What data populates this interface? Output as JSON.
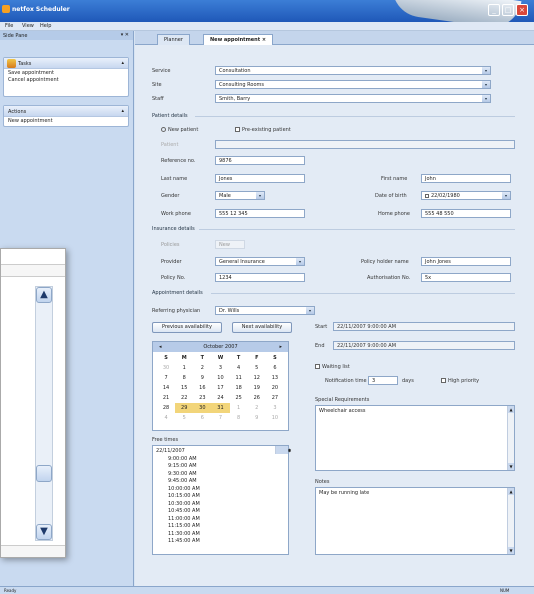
{
  "window": {
    "title": "netfox Scheduler",
    "min": "_",
    "max": "□",
    "close": "×"
  },
  "menu": [
    "File",
    "View",
    "Help"
  ],
  "leftpane": {
    "title": "Side Pane",
    "pin": "▾ ✕",
    "groups": [
      {
        "title": "Tasks",
        "items": [
          "Save appointment",
          "Cancel appointment"
        ]
      },
      {
        "title": "Actions",
        "items": [
          "New appointment"
        ]
      }
    ]
  },
  "tabs": [
    {
      "label": "Planner"
    },
    {
      "label": "New appointment"
    }
  ],
  "form": {
    "service_label": "Service",
    "service_value": "Consultation",
    "site_label": "Site",
    "site_value": "Consulting Rooms",
    "staff_label": "Staff",
    "staff_value": "Smith, Barry",
    "patient_section": "Patient details",
    "new_patient": "New patient",
    "existing_patient": "Pre-existing patient",
    "patient_label": "Patient",
    "ref_label": "Reference no.",
    "ref_value": "9876",
    "last_label": "Last name",
    "last_value": "Jones",
    "first_label": "First name",
    "first_value": "John",
    "gender_label": "Gender",
    "gender_value": "Male",
    "dob_label": "Date of birth",
    "dob_value": "22/02/1980",
    "work_label": "Work phone",
    "work_value": "555 12 345",
    "home_label": "Home phone",
    "home_value": "555 48 550",
    "insurance_section": "Insurance details",
    "policies_label": "Policies",
    "policies_value": "New",
    "provider_label": "Provider",
    "provider_value": "General Insurance",
    "holder_label": "Policy holder name",
    "holder_value": "John Jones",
    "policyno_label": "Policy No.",
    "policyno_value": "1234",
    "auth_label": "Authorisation No.",
    "auth_value": "5x",
    "appt_section": "Appointment details",
    "refphys_label": "Referring physician",
    "refphys_value": "Dr. Wills",
    "prev_btn": "Previous availability",
    "next_btn": "Next availability",
    "start_label": "Start",
    "start_value": "22/11/2007 9:00:00 AM",
    "end_label": "End",
    "end_value": "22/11/2007 9:00:00 AM",
    "waiting": "Waiting list",
    "notif_label": "Notification time",
    "notif_value": "3",
    "notif_unit": "days",
    "priority": "High priority",
    "special_label": "Special Requirements",
    "special_value": "Wheelchair access",
    "notes_label": "Notes",
    "notes_value": "May be running late",
    "free_label": "Free times"
  },
  "calendar": {
    "month": "October 2007",
    "prev": "◂",
    "next": "▸",
    "dow": [
      "S",
      "M",
      "T",
      "W",
      "T",
      "F",
      "S"
    ],
    "days": [
      {
        "d": "30",
        "o": true
      },
      {
        "d": "1"
      },
      {
        "d": "2"
      },
      {
        "d": "3"
      },
      {
        "d": "4"
      },
      {
        "d": "5"
      },
      {
        "d": "6"
      },
      {
        "d": "7"
      },
      {
        "d": "8"
      },
      {
        "d": "9"
      },
      {
        "d": "10"
      },
      {
        "d": "11"
      },
      {
        "d": "12"
      },
      {
        "d": "13"
      },
      {
        "d": "14"
      },
      {
        "d": "15"
      },
      {
        "d": "16"
      },
      {
        "d": "17"
      },
      {
        "d": "18"
      },
      {
        "d": "19"
      },
      {
        "d": "20"
      },
      {
        "d": "21"
      },
      {
        "d": "22"
      },
      {
        "d": "23"
      },
      {
        "d": "24"
      },
      {
        "d": "25"
      },
      {
        "d": "26"
      },
      {
        "d": "27"
      },
      {
        "d": "28"
      },
      {
        "d": "29",
        "s": true
      },
      {
        "d": "30",
        "s": true
      },
      {
        "d": "31",
        "s": true
      },
      {
        "d": "1",
        "o": true
      },
      {
        "d": "2",
        "o": true
      },
      {
        "d": "3",
        "o": true
      },
      {
        "d": "4",
        "o": true
      },
      {
        "d": "5",
        "o": true
      },
      {
        "d": "6",
        "o": true
      },
      {
        "d": "7",
        "o": true
      },
      {
        "d": "8",
        "o": true
      },
      {
        "d": "9",
        "o": true
      },
      {
        "d": "10",
        "o": true
      }
    ]
  },
  "free_times": [
    "22/11/2007",
    "9:00:00 AM",
    "9:15:00 AM",
    "9:30:00 AM",
    "9:45:00 AM",
    "10:00:00 AM",
    "10:15:00 AM",
    "10:30:00 AM",
    "10:45:00 AM",
    "11:00:00 AM",
    "11:15:00 AM",
    "11:30:00 AM",
    "11:45:00 AM"
  ],
  "status": {
    "left": "Ready",
    "right": "NUM"
  },
  "overlay": {
    "up": "▲",
    "down": "▼"
  }
}
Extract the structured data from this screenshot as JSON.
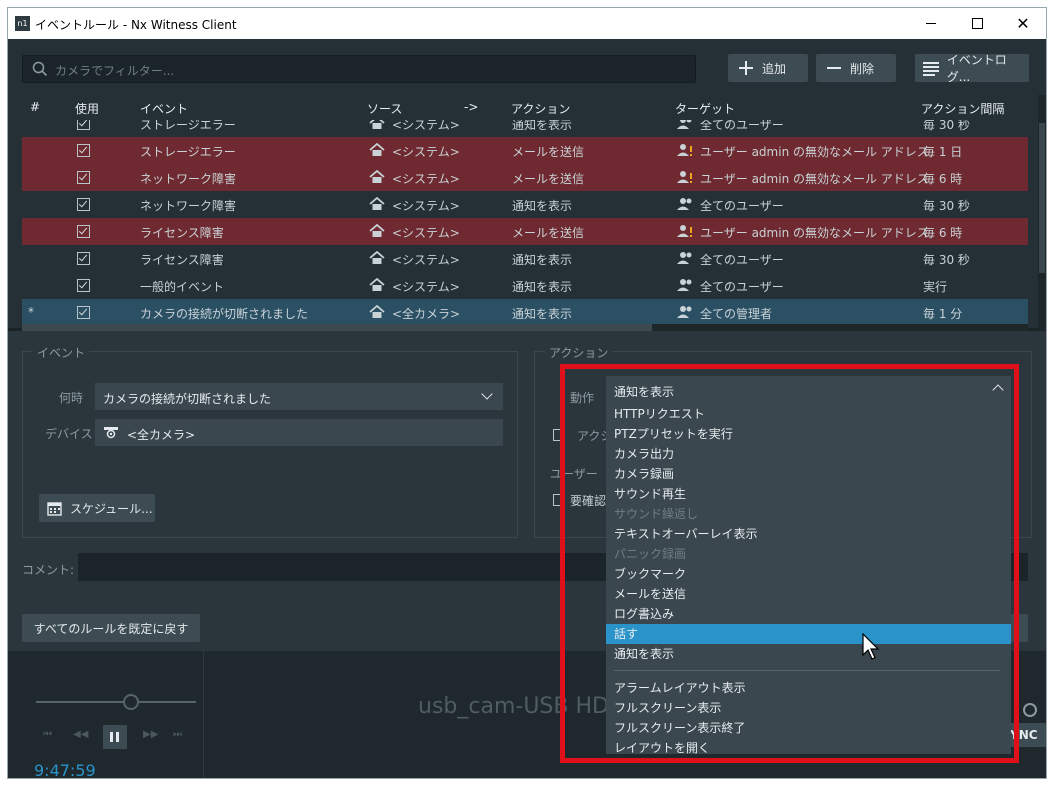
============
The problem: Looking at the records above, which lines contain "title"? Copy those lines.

Exercise result:
    "title": "netfox Scheduler",
    "title": "Side Pane",
        "title": "Tasks",
        "title": "Actions",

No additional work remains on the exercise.